Now that we have finished our study of Acts, we are beginning a study of the key passages in our Church's vision, mission, and methods. This week, we will be discussing Mark 12:30-21 where Jesus tells us what the two greatest commandments are:
- Love the Lord with all your heart, soul, mind, and strength.
- Love your neighbor as yourself.
We will discuss this in detail Sunday night. However, I wanted to take some time to discuss the context of this passage and the profound implications it bears. In Mark 12:28, a scribe (teacher of the Law) heard Jesus answering His critics with wise words. The scribe, intrigued at Jesus responses, decided to ask Jesus an inquisitive rather than accusative question. Specifically, He asks Jesus what commandment is the greatest of all.

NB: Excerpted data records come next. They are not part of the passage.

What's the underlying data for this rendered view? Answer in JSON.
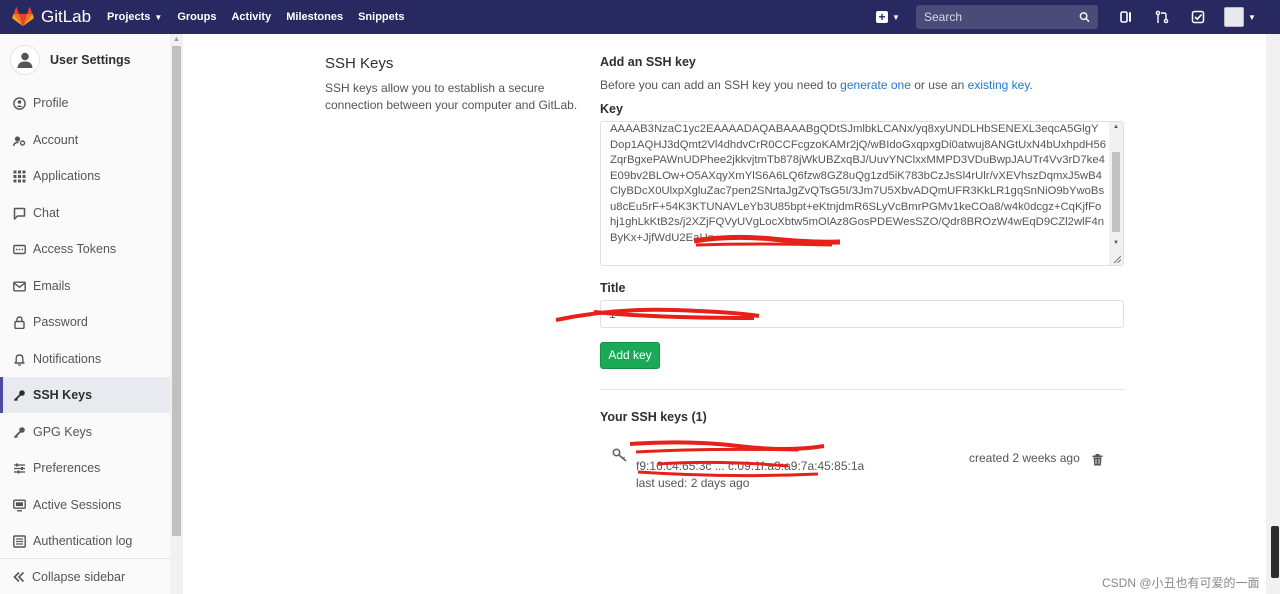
{
  "navbar": {
    "brand": "GitLab",
    "links": [
      {
        "label": "Projects",
        "caret": true
      },
      {
        "label": "Groups",
        "caret": false
      },
      {
        "label": "Activity",
        "caret": false
      },
      {
        "label": "Milestones",
        "caret": false
      },
      {
        "label": "Snippets",
        "caret": false
      }
    ],
    "search_placeholder": "Search",
    "colors": {
      "bg": "#292961",
      "search_bg": "#4b4b7a"
    }
  },
  "sidebar": {
    "title": "User Settings",
    "items": [
      {
        "label": "Profile",
        "icon": "profile-icon"
      },
      {
        "label": "Account",
        "icon": "account-icon"
      },
      {
        "label": "Applications",
        "icon": "applications-icon"
      },
      {
        "label": "Chat",
        "icon": "chat-icon"
      },
      {
        "label": "Access Tokens",
        "icon": "access-tokens-icon"
      },
      {
        "label": "Emails",
        "icon": "emails-icon"
      },
      {
        "label": "Password",
        "icon": "lock-icon"
      },
      {
        "label": "Notifications",
        "icon": "bell-icon"
      },
      {
        "label": "SSH Keys",
        "icon": "key-icon",
        "active": true
      },
      {
        "label": "GPG Keys",
        "icon": "gpg-key-icon"
      },
      {
        "label": "Preferences",
        "icon": "preferences-icon"
      },
      {
        "label": "Active Sessions",
        "icon": "monitor-icon"
      },
      {
        "label": "Authentication log",
        "icon": "log-icon"
      }
    ],
    "collapse_label": "Collapse sidebar"
  },
  "main": {
    "section_title": "SSH Keys",
    "section_desc": "SSH keys allow you to establish a secure connection between your computer and GitLab.",
    "add_title": "Add an SSH key",
    "add_desc_prefix": "Before you can add an SSH key you need to",
    "add_desc_link1": "generate one",
    "add_desc_mid": "or use an",
    "add_desc_link2": "existing key",
    "add_desc_suffix": ".",
    "key_label": "Key",
    "key_value": "AAAAB3NzaC1yc2EAAAADAQABAAABgQDtSJmlbkLCANx/yq8xyUNDLHbSENEXL3eqcA5GlgYDop1AQHJ3dQmt2Vl4dhdvCrR0CCFcgzoKAMr2jQ/wBIdoGxqpxgDi0atwuj8ANGtUxN4bUxhpdH56ZqrBgxePAWnUDPhee2jkkvjtmTb878jWkUBZxqBJ/UuvYNClxxMMPD3VDuBwpJAUTr4Vv3rD7ke4E09bv2BLOw+O5AXqyXmYlS6A6LQ6fzw8GZ8uQg1zd5iK783bCzJsSl4rUlr/vXEVhszDqmxJ5wB4ClyBDcX0UlxpXgluZac7pen2SNrtaJgZvQTsG5I/3Jm7U5XbvADQmUFR3KkLR1gqSnNiO9bYwoBsu8cEu5rF+54K3KTUNAVLeYb3U85bpt+eKtnjdmR6SLyVcBmrPGMv1keCOa8/w4k0dcgz+CqKjfFohj1ghLkKtB2s/j2XZjFQVyUVgLocXbtw5mOlAz8GosPDEWesSZO/Qdr8BROzW4wEqD9CZl2wlF4nByKx+JjfWdU2EaU=",
    "title_label": "Title",
    "title_value": "1",
    "add_button": "Add key",
    "your_keys_label": "Your SSH keys (1)",
    "key_entry": {
      "line2_visible": "f9:16:c4:65:3c ... c:09:1f:a3:a9:7a:45:85:1a",
      "last_used": "last used: 2 days ago",
      "created": "created 2 weeks ago"
    }
  },
  "watermark": "CSDN @小丑也有可爱的一面"
}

Jesus answered with commandments that have become central to Restoration's methodology: Love God with all you are and love people as you love yourself.
Sunday, we will discuss what that means, so I wont spend too much time on it here. Instead, I want to discuss the exchange that follows Jesus' profound answer.
The scribe paraphrases Jesus' answer back to Him (a sign that he had been listening) and seems to agree with every word. Jesus' response: "You are not far from the Kingdom of God."
What does it mean to be "not far" from the Kingdom of God? The scribe understood the profound value of loving God above all else and loving people as you love yourself. He seemed to be in absolute agreement with Jesus on these points. So, what was he missing? How did he get the two greatest commandments right and still wasn't all the way "in" the Kingdom of God?
While I can't say for certain what Jesus was referring to, I think I have a pretty good idea.
You cannot be in the Kingdom of God without making Jesus your King. The scribe shared the fundamental values of the Kingdom of God, but there is no evidence that He had trusted Jesus as his King. He loved God and loved people, but He didn't trust Jesus.
The more I engage with people outside the Church, the more I see people like the scribe in Mark 12. They speak readily about their love for God and people. Most are happy to talk about God's blessing on their lives and how they pray daily. They have the marks of spirituality yet lack the Lordship of Jesus.
They are nice people. Speaking plainly, I like them a lot better than most church people. They are kind, they are gracious, they have a value for spiritual things, but they are lost.
This begs the question: If people can be so good without Jesus, what is the difference between them and Jesus' followers? The answer is "surrender."
Without Jesus, spiritual people go on their way, asking God to be a part of the plans they lay for themselves. They seek God's blessing as they pursue their own will. They value God and value people, but they see themselves as the masters of their own destiny. They love God and love people as long as they can have their lives, but they still put themselves first.
They are tyrants on their own hearts' thrones, seemingly benevolent tyrants, but tyrants nonetheless. We were all once as they are (or perhaps are still as them). The true nature of that tyranny is revealed when we realize that God isn't serving our will but His own. All is well in the "kingdom of me" until my power is disputed. When pain and loss wrecks my kingdom, I realize that I am not in control as I thought I was. In such moments, I have two possible responses: To futilely grasp to regain control or to trust the rightful King of my heart.
Who has control when your dreams are crushed and you lose all that is important to you? If Jesus is my King, my will is aligned to His. I can lose everything and still have Him. The "spiritual" person loses everything and wonders where God is. The surrendered person loses everything and finds God all the more. The difference is surrender. Does God serve me or do I serve Him? Is He my King or my token?
God cannot merely be a good luck charm on my journey to reach my dreams; He must be my Lord. He must take His rightful place on the throne of my heart. As scary as it sounds to surrender control of your life, the reality is that He has good for you that you cannot comprehend.
Don't just be near the Kingdom of God; be in it. Until then, you are your own heart's tyrant. Depose the tyrant of your heart and feel what is like when the King is restored.